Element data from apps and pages
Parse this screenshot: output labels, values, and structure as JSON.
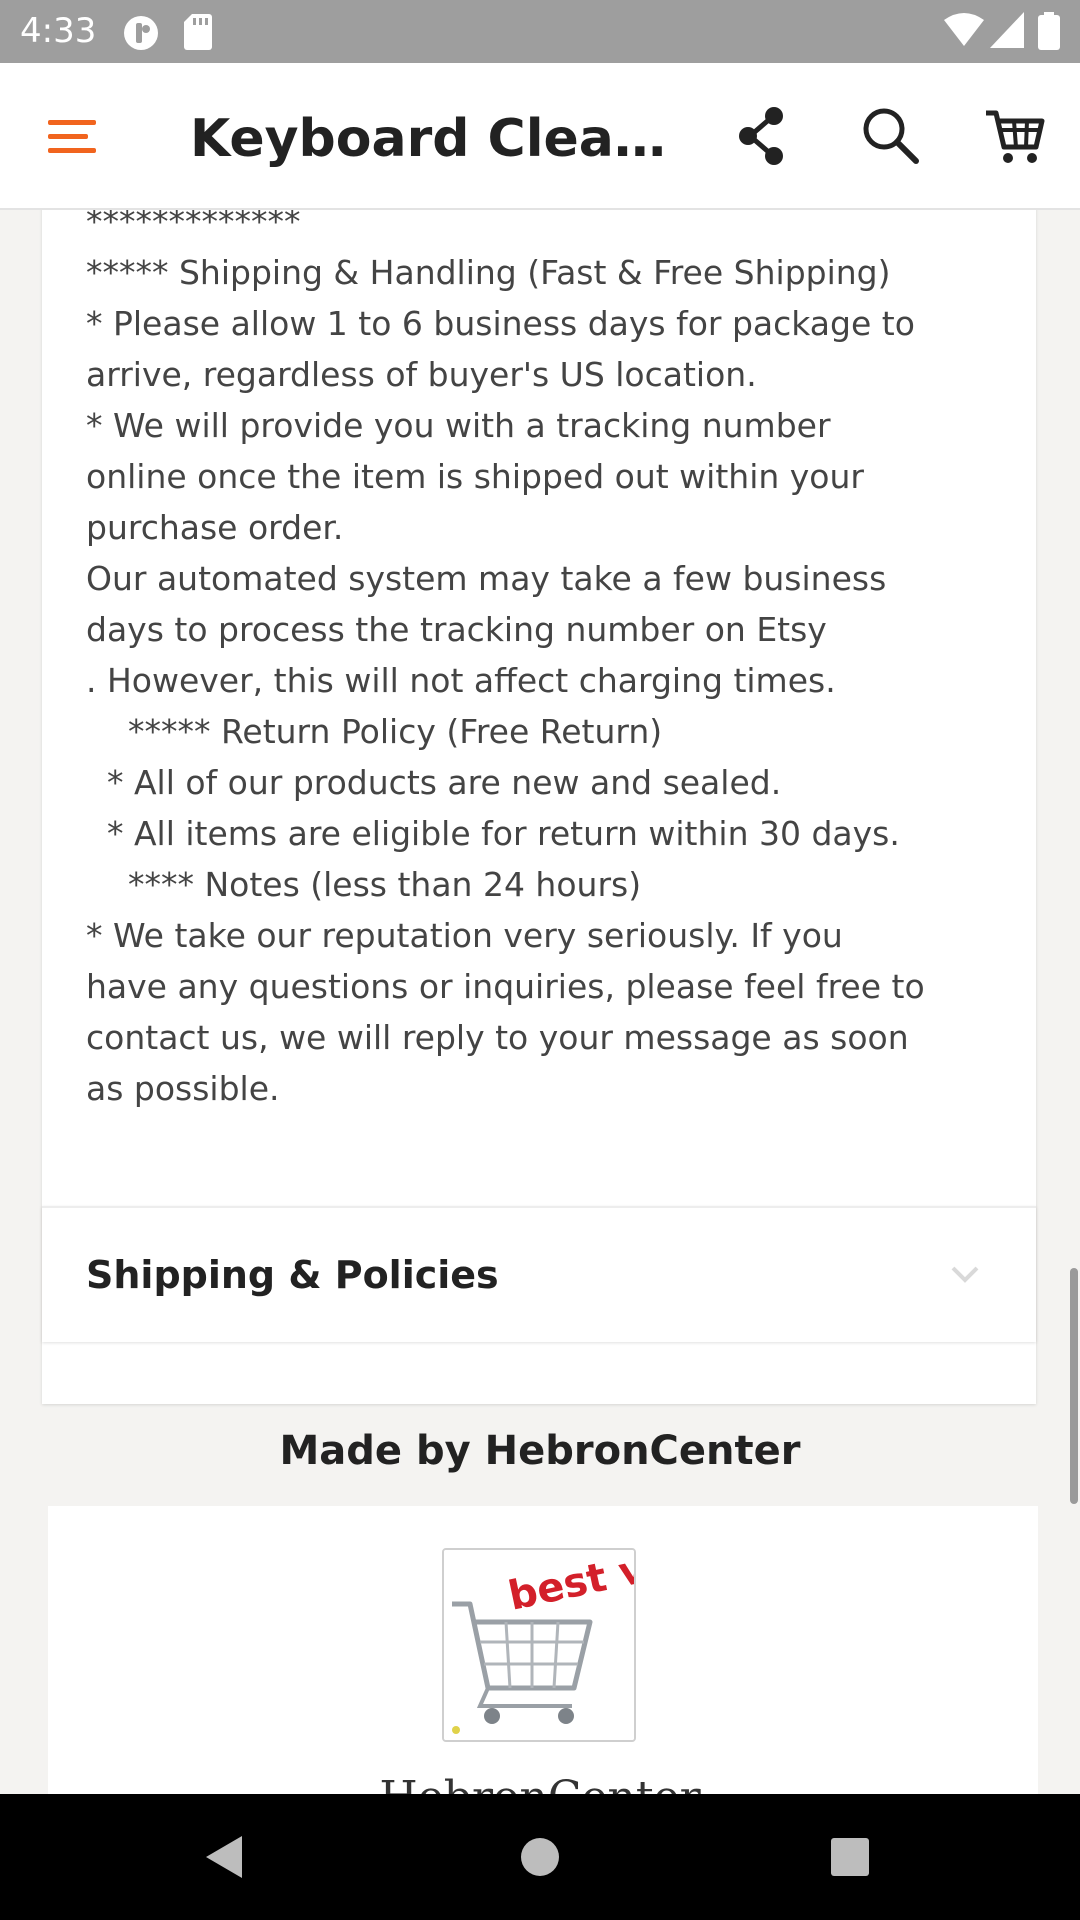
{
  "status_bar": {
    "time": "4:33",
    "left_icons": [
      "notification-app-icon",
      "sd-card-icon"
    ],
    "right_icons": [
      "wifi-icon",
      "cellular-signal-icon",
      "battery-icon"
    ]
  },
  "app_bar": {
    "title": "Keyboard Cleane...",
    "accent_color": "#f1641e",
    "actions": [
      "share-icon",
      "search-icon",
      "cart-icon"
    ]
  },
  "description": {
    "lines": [
      "*************",
      "***** Shipping & Handling (Fast & Free Shipping)",
      "* Please allow 1 to 6 business days for package to",
      "arrive, regardless of buyer's US location.",
      "* We will provide you with a tracking number",
      "online once the item is shipped out within your",
      "purchase order.",
      "Our automated system may take a few business",
      "days to process the tracking number on Etsy",
      ". However, this will not affect charging times.",
      "    ***** Return Policy (Free Return)",
      "  * All of our products are new and sealed.",
      "  * All items are eligible for return within 30 days.",
      "    **** Notes (less than 24 hours)",
      "* We take our reputation very seriously. If you",
      "have any questions or inquiries, please feel free to",
      "contact us, we will reply to your message as soon",
      "as possible."
    ]
  },
  "policies": {
    "label": "Shipping & Policies",
    "icon": "chevron-down-icon"
  },
  "shop": {
    "made_by": "Made by HebronCenter",
    "name": "HebronCenter",
    "avatar_text": "best value",
    "avatar_icon": "shopping-cart-icon"
  },
  "nav_bar": {
    "buttons": [
      "back-icon",
      "home-icon",
      "recents-icon"
    ]
  }
}
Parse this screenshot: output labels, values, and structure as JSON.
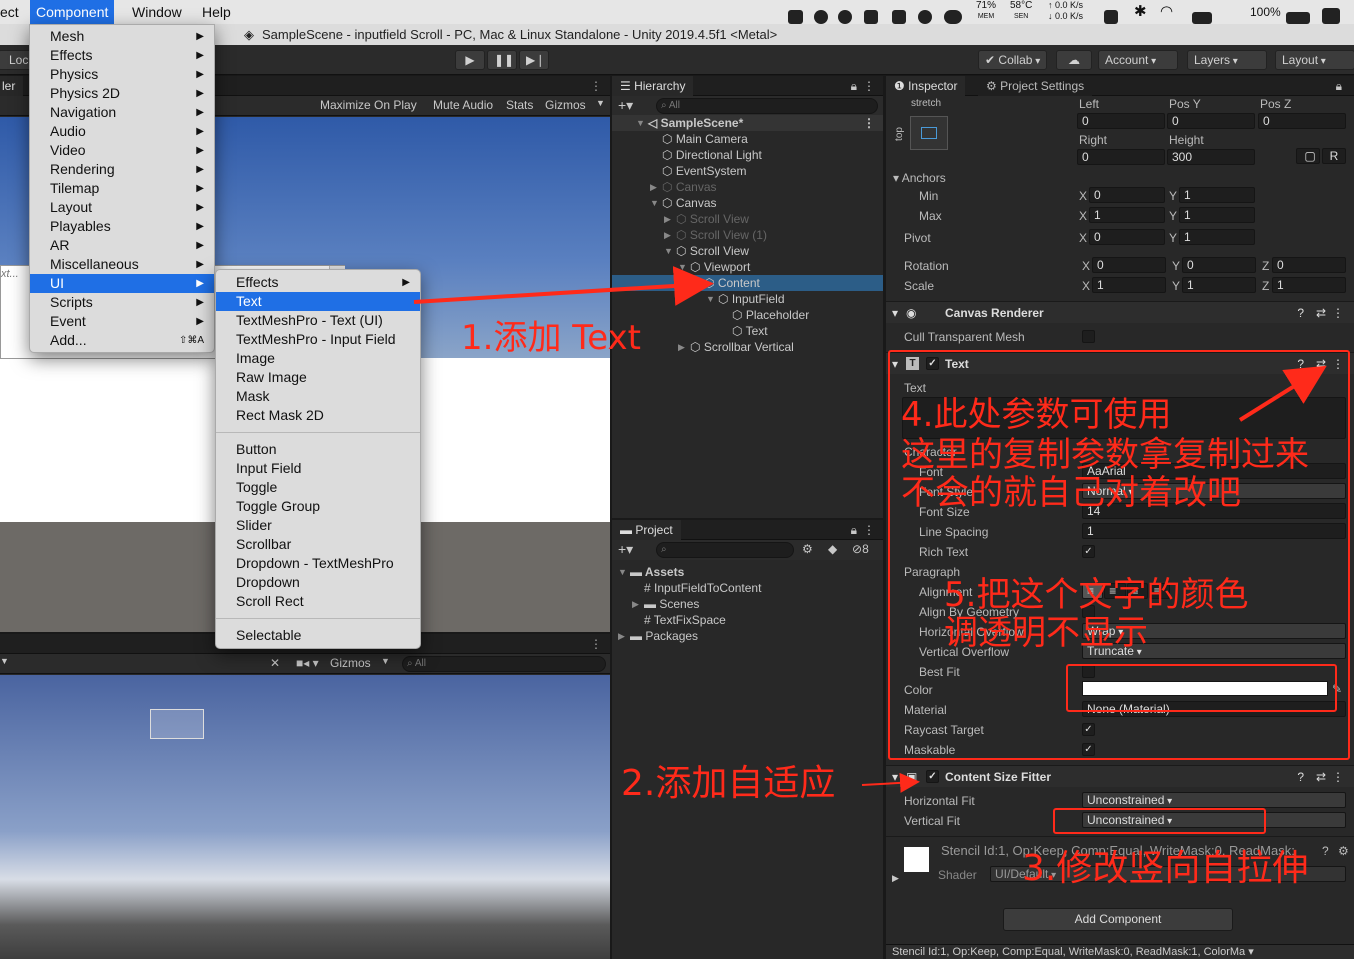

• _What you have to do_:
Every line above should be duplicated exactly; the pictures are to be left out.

• _Result for this task_:
Parse this screenshot: output labels, values, and structure as JSON.
{
  "status_bar": {
    "time": "4:33",
    "left_icons": [
      "notification-app-icon",
      "sd-card-icon"
    ],
    "right_icons": [
      "wifi-icon",
      "cellular-signal-icon",
      "battery-icon"
    ]
  },
  "app_bar": {
    "title": "Keyboard Cleane...",
    "accent_color": "#f1641e",
    "actions": [
      "share-icon",
      "search-icon",
      "cart-icon"
    ]
  },
  "description": {
    "lines": [
      "*************",
      "***** Shipping & Handling (Fast & Free Shipping)",
      "* Please allow 1 to 6 business days for package to",
      "arrive, regardless of buyer's US location.",
      "* We will provide you with a tracking number",
      "online once the item is shipped out within your",
      "purchase order.",
      "Our automated system may take a few business",
      "days to process the tracking number on Etsy",
      ". However, this will not affect charging times.",
      "    ***** Return Policy (Free Return)",
      "  * All of our products are new and sealed.",
      "  * All items are eligible for return within 30 days.",
      "    **** Notes (less than 24 hours)",
      "* We take our reputation very seriously. If you",
      "have any questions or inquiries, please feel free to",
      "contact us, we will reply to your message as soon",
      "as possible."
    ]
  },
  "policies": {
    "label": "Shipping & Policies",
    "icon": "chevron-down-icon"
  },
  "shop": {
    "made_by": "Made by HebronCenter",
    "name": "HebronCenter",
    "avatar_text": "best value",
    "avatar_icon": "shopping-cart-icon"
  },
  "nav_bar": {
    "buttons": [
      "back-icon",
      "home-icon",
      "recents-icon"
    ]
  }
}
Parse this screenshot: output labels, values, and structure as JSON.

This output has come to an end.